Component data from apps and pages:
= Beginning of Section =
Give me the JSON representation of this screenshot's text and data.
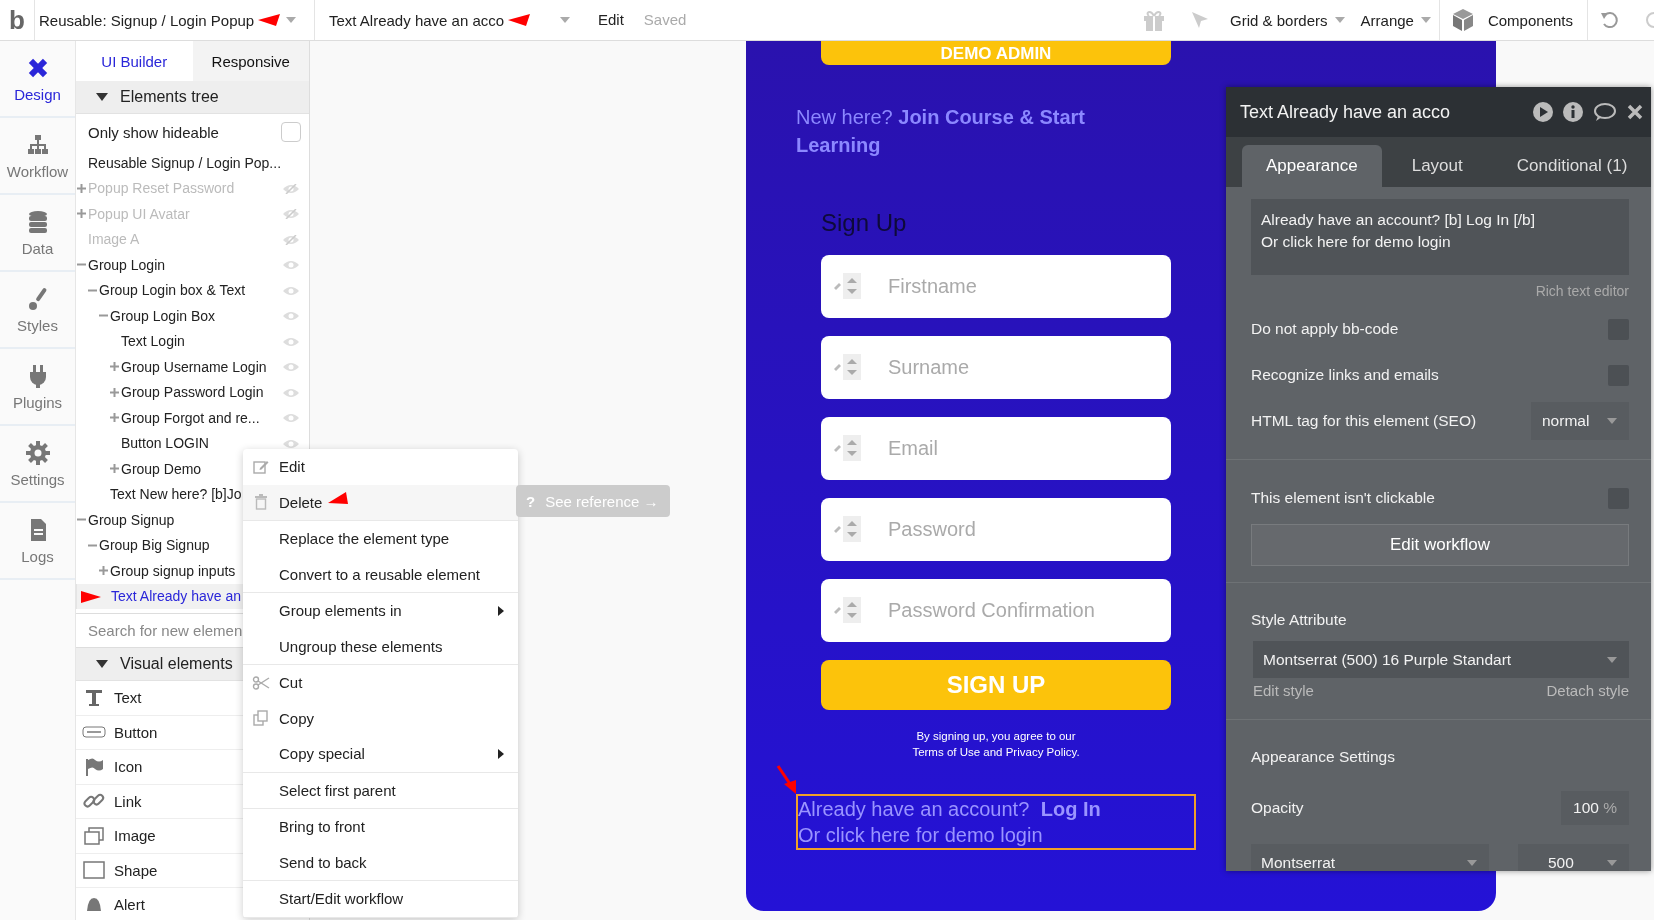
{
  "topbar": {
    "logo": "b",
    "page_selector": "Reusable: Signup / Login Popup",
    "element_selector": "Text Already have an acco",
    "menu": [
      {
        "label": "Edit",
        "disabled": false
      },
      {
        "label": "Saved",
        "disabled": true
      }
    ],
    "tools": [
      {
        "label": "Grid & borders"
      },
      {
        "label": "Arrange"
      }
    ],
    "components": "Components"
  },
  "rail": [
    {
      "label": "Design",
      "kind": "design",
      "selected": true
    },
    {
      "label": "Workflow",
      "kind": "workflow",
      "selected": false
    },
    {
      "label": "Data",
      "kind": "data",
      "selected": false
    },
    {
      "label": "Styles",
      "kind": "styles",
      "selected": false
    },
    {
      "label": "Plugins",
      "kind": "plugins",
      "selected": false
    },
    {
      "label": "Settings",
      "kind": "settings",
      "selected": false
    },
    {
      "label": "Logs",
      "kind": "logs",
      "selected": false
    }
  ],
  "panel": {
    "tabs": [
      {
        "label": "UI Builder",
        "selected": true
      },
      {
        "label": "Responsive",
        "selected": false
      }
    ],
    "tree_header": "Elements tree",
    "hideable": {
      "label": "Only show hideable",
      "checked": false
    },
    "tree": {
      "label": "Reusable Signup / Login Pop...",
      "hidden": false,
      "selected": false,
      "children": [
        {
          "label": "Popup Reset Password",
          "hidden": true,
          "selected": false,
          "expanded": false
        },
        {
          "label": "Popup UI Avatar",
          "hidden": true,
          "selected": false,
          "expanded": false
        },
        {
          "label": "Image A",
          "hidden": true,
          "selected": false
        },
        {
          "label": "Group Login",
          "hidden": false,
          "selected": false,
          "expanded": true,
          "children": [
            {
              "label": "Group Login box & Text",
              "hidden": false,
              "selected": false,
              "expanded": true,
              "children": [
                {
                  "label": "Group Login Box",
                  "hidden": false,
                  "selected": false,
                  "expanded": true,
                  "children": [
                    {
                      "label": "Text Login",
                      "hidden": false,
                      "selected": false
                    },
                    {
                      "label": "Group Username Login",
                      "hidden": false,
                      "selected": false,
                      "expanded": false
                    },
                    {
                      "label": "Group Password Login",
                      "hidden": false,
                      "selected": false,
                      "expanded": false
                    },
                    {
                      "label": "Group Forgot and re...",
                      "hidden": false,
                      "selected": false,
                      "expanded": false
                    },
                    {
                      "label": "Button LOGIN",
                      "hidden": false,
                      "selected": false
                    },
                    {
                      "label": "Group Demo",
                      "hidden": false,
                      "selected": false,
                      "expanded": false
                    }
                  ]
                },
                {
                  "label": "Text New here? [b]Jo",
                  "hidden": false,
                  "selected": false
                }
              ]
            }
          ]
        },
        {
          "label": "Group Signup",
          "hidden": false,
          "selected": false,
          "expanded": true,
          "children": [
            {
              "label": "Group Big Signup",
              "hidden": false,
              "selected": false,
              "expanded": true,
              "children": [
                {
                  "label": "Group signup inputs",
                  "hidden": false,
                  "selected": false,
                  "expanded": false
                },
                {
                  "label": "Text Already have an",
                  "hidden": false,
                  "selected": true
                }
              ]
            }
          ]
        }
      ]
    },
    "search": {
      "placeholder": "Search for new elemen"
    },
    "visual_header": "Visual elements",
    "visual_elements": [
      {
        "label": "Text",
        "kind": "text"
      },
      {
        "label": "Button",
        "kind": "button"
      },
      {
        "label": "Icon",
        "kind": "icon"
      },
      {
        "label": "Link",
        "kind": "link"
      },
      {
        "label": "Image",
        "kind": "image"
      },
      {
        "label": "Shape",
        "kind": "shape"
      },
      {
        "label": "Alert",
        "kind": "alert"
      }
    ]
  },
  "popup": {
    "demo_button": "DEMO ADMIN",
    "intro": "New here? **Join Course & Start Learning**",
    "heading": "Sign Up",
    "inputs": [
      {
        "placeholder": "Firstname"
      },
      {
        "placeholder": "Surname"
      },
      {
        "placeholder": "Email"
      },
      {
        "placeholder": "Password"
      },
      {
        "placeholder": "Password Confirmation"
      }
    ],
    "submit": "SIGN UP",
    "terms": [
      "By signing up, you agree to our",
      "Terms of Use and Privacy Policy."
    ],
    "selected_text": {
      "lines": [
        "Already have an account?  **Log In**",
        "Or click here for demo login"
      ],
      "selected": true
    }
  },
  "context_menu": {
    "groups": [
      [
        {
          "label": "Edit",
          "kind": "edit",
          "highlighted": false,
          "submenu": false
        },
        {
          "label": "Delete",
          "kind": "delete",
          "highlighted": true,
          "submenu": false
        }
      ],
      [
        {
          "label": "Replace the element type",
          "kind": "plain",
          "highlighted": false,
          "submenu": false
        },
        {
          "label": "Convert to a reusable element",
          "kind": "plain",
          "highlighted": false,
          "submenu": false
        }
      ],
      [
        {
          "label": "Group elements in",
          "kind": "plain",
          "highlighted": false,
          "submenu": true
        },
        {
          "label": "Ungroup these elements",
          "kind": "plain",
          "highlighted": false,
          "submenu": false
        }
      ],
      [
        {
          "label": "Cut",
          "kind": "cut",
          "highlighted": false,
          "submenu": false
        },
        {
          "label": "Copy",
          "kind": "copy",
          "highlighted": false,
          "submenu": false
        },
        {
          "label": "Copy special",
          "kind": "plain",
          "highlighted": false,
          "submenu": true
        }
      ],
      [
        {
          "label": "Select first parent",
          "kind": "plain",
          "highlighted": false,
          "submenu": false
        }
      ],
      [
        {
          "label": "Bring to front",
          "kind": "plain",
          "highlighted": false,
          "submenu": false
        },
        {
          "label": "Send to back",
          "kind": "plain",
          "highlighted": false,
          "submenu": false
        }
      ],
      [
        {
          "label": "Start/Edit workflow",
          "kind": "plain",
          "highlighted": false,
          "submenu": false
        }
      ]
    ]
  },
  "tooltip": {
    "icon": "?",
    "label": "See reference →"
  },
  "inspector": {
    "title": "Text Already have an acco",
    "tabs": [
      {
        "label": "Appearance",
        "selected": true
      },
      {
        "label": "Layout",
        "selected": false
      },
      {
        "label": "Conditional (1)",
        "selected": false
      }
    ],
    "content": [
      "Already have an account? [b] Log In [/b]",
      "Or click here for demo login"
    ],
    "rich_text_link": "Rich text editor",
    "options": [
      {
        "kind": "checkbox",
        "label": "Do not apply bb-code",
        "checked": false
      },
      {
        "kind": "checkbox",
        "label": "Recognize links and emails",
        "checked": false
      },
      {
        "kind": "select",
        "label": "HTML tag for this element (SEO)",
        "value": "normal"
      }
    ],
    "clickable": {
      "label": "This element isn't clickable",
      "checked": false
    },
    "workflow_button": "Edit workflow",
    "style": {
      "label": "Style Attribute",
      "value": "Montserrat (500) 16 Purple Standart",
      "edit": "Edit style",
      "detach": "Detach style"
    },
    "appearance_heading": "Appearance Settings",
    "opacity": {
      "label": "Opacity",
      "value": "100",
      "unit": "%"
    },
    "font": {
      "family": "Montserrat",
      "weight": "500"
    }
  }
}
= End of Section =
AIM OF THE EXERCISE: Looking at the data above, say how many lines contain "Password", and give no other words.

RESPONSE BELOW: 4